  3. of course the bigger questions of whether or not the people want to pay for ANY bussing is off limits, due to the Supreme Court protecting the people from DEMOCRACY. Several decades hence from desegregation and bussing plans and we STILL need to be taking all this taxpayer money to combat mostly-imagined "discrimination" in the most obviously failed social program of the postwar period.

  4. You can put your photos anywhere you like... When someone steals it they know it doesn't belong to them. And, a man getting a divorce is automatically not a nice guy...? That's ridiculous. Since when is need of money a conflict of interest? That would mean that no one should have a job unless they are already financially solvent without a job... A photographer is also under no obligation to use a watermark (again, people know when a photo doesn't belong to them) or provide contact information. Hey, he didn't make it easy for me to pay him so I'll just take it! Well heck, might as well walk out of the grocery store with a cart full of food because the lines are too long and you don't find that convenient. "Only in Indiana." Oh, now you're passing judgement on an entire state... What state do you live in? I need to characterize everyone in your state as ignorant and opinionated. And the final bit of ignorance; assuming a photo anyone would want is lucky and then how much does your camera have to cost to make it a good photo, in your obviously relevant opinion?

  5. Seventh Circuit Court Judge Diane Wood has stated in “The Rule of Law in Times of Stress” (2003), “that neither laws nor the procedures used to create or implement them should be secret; and . . . the laws must not be arbitrary.” According to the American Bar Association, Wood’s quote drives home this point: The rule of law also requires that people can expect predictable results from the legal system; this is what Judge Wood implies when she says that “the laws must not be arbitrary.” Predictable results mean that people who act in the same way can expect the law to treat them in the same way.
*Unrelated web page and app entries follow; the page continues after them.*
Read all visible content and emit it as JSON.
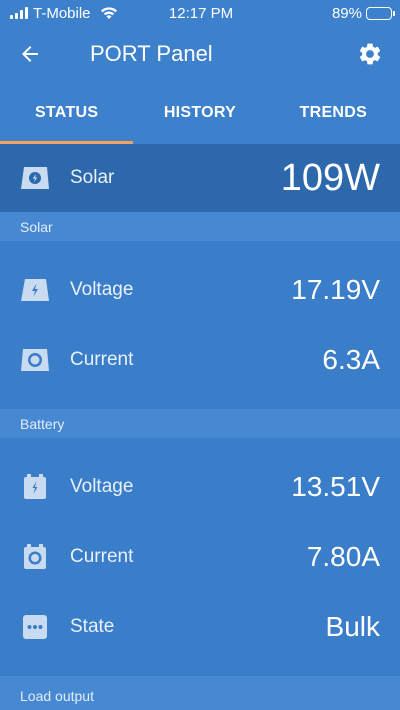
{
  "status_bar": {
    "carrier": "T-Mobile",
    "time": "12:17 PM",
    "battery_percent": "89%",
    "battery_level": 0.89
  },
  "header": {
    "title": "PORT Panel",
    "back_icon": "arrow-left-icon",
    "settings_icon": "gear-icon"
  },
  "tabs": [
    {
      "label": "STATUS",
      "active": true
    },
    {
      "label": "HISTORY",
      "active": false
    },
    {
      "label": "TRENDS",
      "active": false
    }
  ],
  "summary": {
    "label": "Solar",
    "value": "109W",
    "icon": "solar-panel-icon"
  },
  "sections": {
    "solar": {
      "title": "Solar",
      "voltage": {
        "label": "Voltage",
        "value": "17.19V",
        "icon": "solar-voltage-icon"
      },
      "current": {
        "label": "Current",
        "value": "6.3A",
        "icon": "solar-current-icon"
      }
    },
    "battery": {
      "title": "Battery",
      "voltage": {
        "label": "Voltage",
        "value": "13.51V",
        "icon": "battery-voltage-icon"
      },
      "current": {
        "label": "Current",
        "value": "7.80A",
        "icon": "battery-current-icon"
      },
      "state": {
        "label": "State",
        "value": "Bulk",
        "icon": "more-icon"
      }
    },
    "load": {
      "title": "Load output"
    }
  },
  "colors": {
    "background": "#3a7dc9",
    "primary_row": "#2d68ad",
    "section_header": "#4788d2",
    "tab_indicator": "#f5a25d",
    "icon_fill": "#c9dbf1"
  }
}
If similar actions do not produce similar legal outcomes, people cannot use the law to guide their actions, and a “rule of law” does not exist.

ADVERTISEMENT